Should a line below contain the word "gear", report it.

**** Information supplied

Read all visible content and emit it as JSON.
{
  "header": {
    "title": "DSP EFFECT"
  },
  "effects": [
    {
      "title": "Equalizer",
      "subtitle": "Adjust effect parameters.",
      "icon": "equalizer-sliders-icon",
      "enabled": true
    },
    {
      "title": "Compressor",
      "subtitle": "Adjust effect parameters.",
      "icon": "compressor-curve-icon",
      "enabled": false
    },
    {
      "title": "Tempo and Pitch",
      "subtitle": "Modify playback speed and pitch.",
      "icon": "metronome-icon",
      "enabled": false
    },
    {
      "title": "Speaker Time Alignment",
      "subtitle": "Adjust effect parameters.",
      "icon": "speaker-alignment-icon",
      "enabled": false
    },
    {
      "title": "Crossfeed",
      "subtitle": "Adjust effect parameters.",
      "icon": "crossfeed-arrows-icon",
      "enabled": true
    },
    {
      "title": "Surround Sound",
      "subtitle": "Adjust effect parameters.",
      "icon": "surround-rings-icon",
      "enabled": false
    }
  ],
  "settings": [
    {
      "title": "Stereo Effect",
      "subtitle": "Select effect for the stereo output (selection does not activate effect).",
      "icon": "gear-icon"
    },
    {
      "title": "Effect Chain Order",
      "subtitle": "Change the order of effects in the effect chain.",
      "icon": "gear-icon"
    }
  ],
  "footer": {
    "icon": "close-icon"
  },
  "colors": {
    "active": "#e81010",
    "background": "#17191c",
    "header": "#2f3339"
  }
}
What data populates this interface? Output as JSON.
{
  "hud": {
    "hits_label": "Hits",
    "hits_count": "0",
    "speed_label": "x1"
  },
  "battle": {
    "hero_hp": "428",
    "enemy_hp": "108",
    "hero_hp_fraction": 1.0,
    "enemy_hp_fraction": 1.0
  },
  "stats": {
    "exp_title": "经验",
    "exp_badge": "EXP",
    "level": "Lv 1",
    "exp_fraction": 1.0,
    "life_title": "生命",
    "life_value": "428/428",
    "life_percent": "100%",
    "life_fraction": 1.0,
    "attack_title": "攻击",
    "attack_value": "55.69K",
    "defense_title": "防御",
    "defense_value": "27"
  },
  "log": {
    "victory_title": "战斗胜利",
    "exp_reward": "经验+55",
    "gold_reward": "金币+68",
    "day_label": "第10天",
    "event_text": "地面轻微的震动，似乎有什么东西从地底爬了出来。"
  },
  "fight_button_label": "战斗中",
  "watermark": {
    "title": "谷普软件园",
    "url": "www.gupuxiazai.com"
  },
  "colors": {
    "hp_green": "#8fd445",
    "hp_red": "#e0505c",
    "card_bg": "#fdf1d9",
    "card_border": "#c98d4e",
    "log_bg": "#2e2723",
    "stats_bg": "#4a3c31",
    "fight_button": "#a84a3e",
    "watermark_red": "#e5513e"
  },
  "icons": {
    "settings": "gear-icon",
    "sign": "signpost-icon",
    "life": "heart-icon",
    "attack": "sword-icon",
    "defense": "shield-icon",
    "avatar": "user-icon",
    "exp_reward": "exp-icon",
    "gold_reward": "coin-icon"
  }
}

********
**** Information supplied

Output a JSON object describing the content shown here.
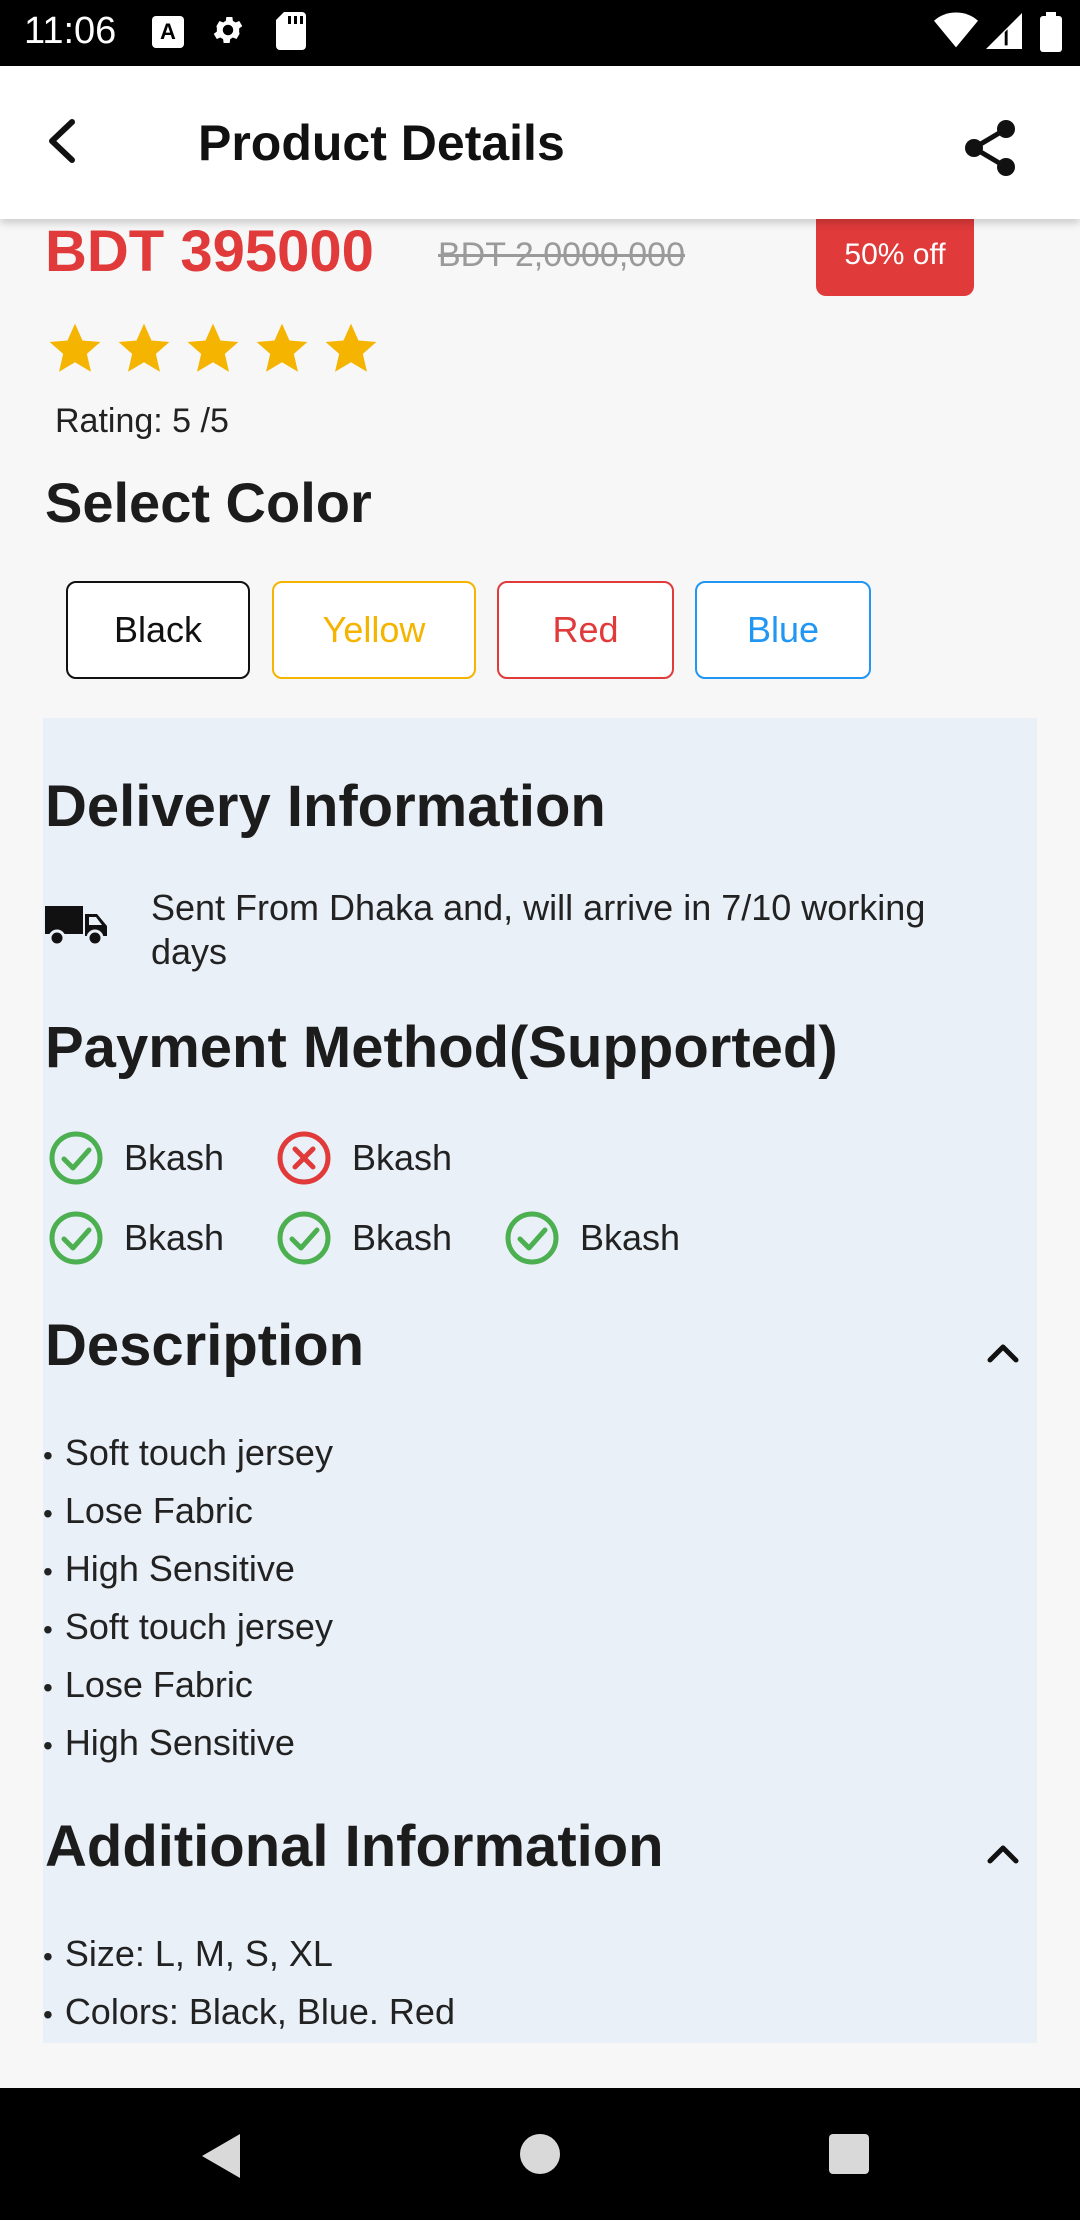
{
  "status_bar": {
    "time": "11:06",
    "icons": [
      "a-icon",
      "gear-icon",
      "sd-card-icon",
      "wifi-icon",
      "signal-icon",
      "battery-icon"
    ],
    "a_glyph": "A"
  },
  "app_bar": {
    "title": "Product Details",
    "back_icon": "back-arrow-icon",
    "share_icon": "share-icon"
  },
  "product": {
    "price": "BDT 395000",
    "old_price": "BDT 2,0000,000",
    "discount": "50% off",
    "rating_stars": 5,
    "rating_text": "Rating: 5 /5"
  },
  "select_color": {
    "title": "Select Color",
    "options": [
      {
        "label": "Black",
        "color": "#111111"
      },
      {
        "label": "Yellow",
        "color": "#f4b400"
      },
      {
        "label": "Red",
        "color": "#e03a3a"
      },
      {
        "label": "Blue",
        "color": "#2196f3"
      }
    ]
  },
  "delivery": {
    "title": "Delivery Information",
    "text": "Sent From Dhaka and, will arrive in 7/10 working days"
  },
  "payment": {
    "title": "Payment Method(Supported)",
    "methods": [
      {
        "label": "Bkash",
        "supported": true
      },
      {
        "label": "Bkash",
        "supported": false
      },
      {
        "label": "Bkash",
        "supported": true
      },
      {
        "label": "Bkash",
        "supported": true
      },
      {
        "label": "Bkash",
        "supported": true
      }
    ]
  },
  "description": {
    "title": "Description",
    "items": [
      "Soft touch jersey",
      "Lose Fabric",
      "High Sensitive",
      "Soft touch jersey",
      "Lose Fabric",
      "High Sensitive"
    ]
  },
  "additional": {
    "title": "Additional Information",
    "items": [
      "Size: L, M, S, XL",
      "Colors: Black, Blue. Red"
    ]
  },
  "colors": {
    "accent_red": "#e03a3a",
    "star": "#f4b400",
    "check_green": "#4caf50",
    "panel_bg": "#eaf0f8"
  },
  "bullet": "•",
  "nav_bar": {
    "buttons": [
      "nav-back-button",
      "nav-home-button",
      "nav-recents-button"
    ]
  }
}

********

- _Your solution_
      "icon": "gear-icon"
      "icon": "gear-icon"
    "settings": "gear-icon",
      "gear-icon",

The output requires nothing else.